Bycatch and discards are a major conseravtion concern in net fisheries, especially for species of conservation interest (SOCI) like turtles, dugongs, and some sharks and rays. We are working with fishers to see if mobile fish traps (tunnel nets) can be used to replace normal fishing nets. Tunnel nets allow all the unwanted fishes and animals to be released and swim away in good condition while also increasing the quality and value of this fishes that are kept for market.  

Funded by the Australian Government Fisheries Research and Development Corporation

Profiling river sharks and rays in Kalimantan, Indonesia

Michael Grant, Andrew Chin | Working with Naomi Gardiner (JCU), and Jamaluddin Jompa, Nadiarti N Kadir, Rohani Ambo Rappe, Dian Budiman (Hasanuddin University)

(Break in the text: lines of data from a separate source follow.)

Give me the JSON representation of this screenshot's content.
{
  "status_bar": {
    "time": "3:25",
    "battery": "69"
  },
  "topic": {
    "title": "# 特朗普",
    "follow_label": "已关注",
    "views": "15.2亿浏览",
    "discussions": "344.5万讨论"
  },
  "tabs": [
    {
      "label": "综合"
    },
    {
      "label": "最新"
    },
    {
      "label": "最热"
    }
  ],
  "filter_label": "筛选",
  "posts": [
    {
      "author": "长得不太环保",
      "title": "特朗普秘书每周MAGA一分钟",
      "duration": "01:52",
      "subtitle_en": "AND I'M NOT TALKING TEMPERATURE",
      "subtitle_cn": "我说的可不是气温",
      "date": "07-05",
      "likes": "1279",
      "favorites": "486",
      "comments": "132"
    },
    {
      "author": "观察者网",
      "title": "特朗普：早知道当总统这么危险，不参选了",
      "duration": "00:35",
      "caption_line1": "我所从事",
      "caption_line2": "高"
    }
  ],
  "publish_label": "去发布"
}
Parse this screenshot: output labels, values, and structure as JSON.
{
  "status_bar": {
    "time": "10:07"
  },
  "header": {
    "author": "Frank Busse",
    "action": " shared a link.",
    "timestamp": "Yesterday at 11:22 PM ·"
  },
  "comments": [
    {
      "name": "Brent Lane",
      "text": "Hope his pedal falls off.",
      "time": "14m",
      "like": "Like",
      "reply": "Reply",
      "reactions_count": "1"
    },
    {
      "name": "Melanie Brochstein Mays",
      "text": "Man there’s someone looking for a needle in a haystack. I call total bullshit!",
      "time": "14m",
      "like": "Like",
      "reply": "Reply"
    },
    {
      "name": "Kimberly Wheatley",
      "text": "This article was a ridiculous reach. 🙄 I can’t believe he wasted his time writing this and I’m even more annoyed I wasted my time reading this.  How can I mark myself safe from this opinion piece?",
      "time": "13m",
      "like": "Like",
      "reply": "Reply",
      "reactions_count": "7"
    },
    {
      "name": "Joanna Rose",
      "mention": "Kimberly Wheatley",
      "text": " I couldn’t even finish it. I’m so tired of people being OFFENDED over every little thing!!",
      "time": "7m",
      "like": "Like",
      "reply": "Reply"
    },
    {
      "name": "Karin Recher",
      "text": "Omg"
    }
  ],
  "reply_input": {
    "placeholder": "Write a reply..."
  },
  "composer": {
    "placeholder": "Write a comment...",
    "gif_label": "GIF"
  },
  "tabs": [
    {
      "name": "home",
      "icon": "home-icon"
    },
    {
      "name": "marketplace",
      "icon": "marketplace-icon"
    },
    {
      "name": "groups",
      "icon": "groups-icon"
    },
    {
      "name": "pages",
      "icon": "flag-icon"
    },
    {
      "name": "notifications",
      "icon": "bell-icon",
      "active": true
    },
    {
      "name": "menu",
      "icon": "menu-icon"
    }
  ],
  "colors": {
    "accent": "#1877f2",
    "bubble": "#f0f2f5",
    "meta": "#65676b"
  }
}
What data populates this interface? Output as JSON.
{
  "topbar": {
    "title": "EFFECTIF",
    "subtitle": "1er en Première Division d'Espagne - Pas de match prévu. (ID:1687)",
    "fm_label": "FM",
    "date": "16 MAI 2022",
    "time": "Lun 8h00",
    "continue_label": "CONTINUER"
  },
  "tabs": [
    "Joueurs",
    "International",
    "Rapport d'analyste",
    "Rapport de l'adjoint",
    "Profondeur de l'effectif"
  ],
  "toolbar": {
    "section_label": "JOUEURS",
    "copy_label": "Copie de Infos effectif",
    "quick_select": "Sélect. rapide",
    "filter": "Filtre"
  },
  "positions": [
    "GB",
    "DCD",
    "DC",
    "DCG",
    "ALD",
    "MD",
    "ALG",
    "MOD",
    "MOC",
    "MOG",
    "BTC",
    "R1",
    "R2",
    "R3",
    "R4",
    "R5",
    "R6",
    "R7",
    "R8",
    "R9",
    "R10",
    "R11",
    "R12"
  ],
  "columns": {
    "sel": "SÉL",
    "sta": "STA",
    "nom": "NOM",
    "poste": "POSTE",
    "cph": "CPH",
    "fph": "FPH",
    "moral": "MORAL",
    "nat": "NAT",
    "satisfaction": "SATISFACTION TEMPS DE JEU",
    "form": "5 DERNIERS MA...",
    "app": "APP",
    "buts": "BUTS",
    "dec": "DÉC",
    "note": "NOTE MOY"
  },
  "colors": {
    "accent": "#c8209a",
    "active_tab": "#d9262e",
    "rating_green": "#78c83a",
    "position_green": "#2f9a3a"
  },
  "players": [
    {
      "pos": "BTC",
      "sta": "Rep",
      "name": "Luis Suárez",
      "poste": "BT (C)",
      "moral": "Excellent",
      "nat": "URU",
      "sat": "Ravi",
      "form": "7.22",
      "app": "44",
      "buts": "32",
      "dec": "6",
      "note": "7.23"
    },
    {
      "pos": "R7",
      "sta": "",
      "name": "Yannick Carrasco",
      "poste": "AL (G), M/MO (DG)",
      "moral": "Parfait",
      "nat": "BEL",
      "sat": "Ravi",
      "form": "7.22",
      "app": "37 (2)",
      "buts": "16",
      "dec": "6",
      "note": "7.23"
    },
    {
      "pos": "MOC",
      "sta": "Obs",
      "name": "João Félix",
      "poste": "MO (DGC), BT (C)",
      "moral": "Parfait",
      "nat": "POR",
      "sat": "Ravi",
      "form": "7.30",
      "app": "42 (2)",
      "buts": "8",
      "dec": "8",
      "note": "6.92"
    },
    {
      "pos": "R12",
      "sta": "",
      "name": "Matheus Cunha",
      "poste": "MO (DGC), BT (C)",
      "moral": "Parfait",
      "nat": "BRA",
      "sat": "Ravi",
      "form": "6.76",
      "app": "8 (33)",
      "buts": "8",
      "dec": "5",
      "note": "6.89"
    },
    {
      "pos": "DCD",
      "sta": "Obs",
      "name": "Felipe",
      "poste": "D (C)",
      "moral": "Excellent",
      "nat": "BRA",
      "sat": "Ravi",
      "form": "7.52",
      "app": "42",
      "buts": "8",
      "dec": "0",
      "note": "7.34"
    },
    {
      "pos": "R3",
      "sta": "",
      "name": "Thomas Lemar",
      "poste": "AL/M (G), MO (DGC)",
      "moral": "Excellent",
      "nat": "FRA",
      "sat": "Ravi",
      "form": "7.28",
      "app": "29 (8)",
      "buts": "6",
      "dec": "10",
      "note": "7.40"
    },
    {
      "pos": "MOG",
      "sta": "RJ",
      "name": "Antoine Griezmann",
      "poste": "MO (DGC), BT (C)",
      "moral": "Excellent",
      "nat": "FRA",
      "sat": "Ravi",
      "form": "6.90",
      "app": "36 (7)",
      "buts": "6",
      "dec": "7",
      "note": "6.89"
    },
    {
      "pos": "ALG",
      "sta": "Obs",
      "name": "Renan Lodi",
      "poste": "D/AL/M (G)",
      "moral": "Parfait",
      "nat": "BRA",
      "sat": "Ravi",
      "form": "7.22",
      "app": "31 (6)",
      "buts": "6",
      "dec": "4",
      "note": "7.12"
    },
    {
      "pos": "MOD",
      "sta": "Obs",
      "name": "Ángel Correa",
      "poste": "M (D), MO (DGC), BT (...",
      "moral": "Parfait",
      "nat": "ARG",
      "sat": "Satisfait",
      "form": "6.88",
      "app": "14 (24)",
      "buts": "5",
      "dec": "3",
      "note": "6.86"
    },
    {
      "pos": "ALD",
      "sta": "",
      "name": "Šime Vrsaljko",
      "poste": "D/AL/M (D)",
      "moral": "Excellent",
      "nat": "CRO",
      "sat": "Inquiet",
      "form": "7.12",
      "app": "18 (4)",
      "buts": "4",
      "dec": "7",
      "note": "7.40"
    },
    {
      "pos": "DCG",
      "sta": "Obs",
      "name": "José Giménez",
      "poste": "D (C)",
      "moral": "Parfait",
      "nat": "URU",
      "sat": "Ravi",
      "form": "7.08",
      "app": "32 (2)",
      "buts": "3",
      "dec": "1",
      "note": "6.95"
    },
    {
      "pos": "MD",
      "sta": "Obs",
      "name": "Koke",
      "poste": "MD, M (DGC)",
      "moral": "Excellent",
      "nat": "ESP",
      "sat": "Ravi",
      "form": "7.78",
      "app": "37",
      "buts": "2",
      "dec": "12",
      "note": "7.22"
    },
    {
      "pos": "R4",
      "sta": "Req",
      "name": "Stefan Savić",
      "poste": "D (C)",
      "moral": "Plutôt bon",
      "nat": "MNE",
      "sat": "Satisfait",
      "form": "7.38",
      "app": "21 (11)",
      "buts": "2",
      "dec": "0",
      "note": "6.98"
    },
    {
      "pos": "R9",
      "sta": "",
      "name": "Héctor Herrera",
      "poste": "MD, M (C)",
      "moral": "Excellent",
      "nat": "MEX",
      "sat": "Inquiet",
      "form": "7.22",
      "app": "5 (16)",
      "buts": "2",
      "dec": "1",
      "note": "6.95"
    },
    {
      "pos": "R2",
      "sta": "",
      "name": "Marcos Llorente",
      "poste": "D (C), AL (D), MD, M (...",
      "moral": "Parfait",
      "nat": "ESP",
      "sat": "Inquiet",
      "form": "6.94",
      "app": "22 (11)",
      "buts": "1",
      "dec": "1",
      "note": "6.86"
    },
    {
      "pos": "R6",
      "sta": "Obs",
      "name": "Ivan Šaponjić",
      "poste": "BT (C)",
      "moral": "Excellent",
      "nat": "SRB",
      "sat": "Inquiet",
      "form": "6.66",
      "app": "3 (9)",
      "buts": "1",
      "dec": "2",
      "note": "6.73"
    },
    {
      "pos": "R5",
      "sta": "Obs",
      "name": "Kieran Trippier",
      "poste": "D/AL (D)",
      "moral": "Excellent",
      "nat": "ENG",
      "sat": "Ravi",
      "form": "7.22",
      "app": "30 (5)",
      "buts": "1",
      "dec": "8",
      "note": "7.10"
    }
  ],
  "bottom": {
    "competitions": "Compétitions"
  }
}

The sharks and rays of Kalimantan in Borneo are poorly documented, especially riverine sharks and rays which typically are amongst the most threatened of the elasmobranchs. The capital of Indonesia is slated to be relocated to Kalimantan which may have significant impacts on surrounding catchments, rivers, and the species within them. Working jointly with Hasanuddin University, the project will collect baseline data on river fisheries, their interactions with sharks and rays, and the cultural and livelihood values associated with these species. This data will be used to build species-specific vulnerability profiles to help inform Indonesian managers in choosing future management options.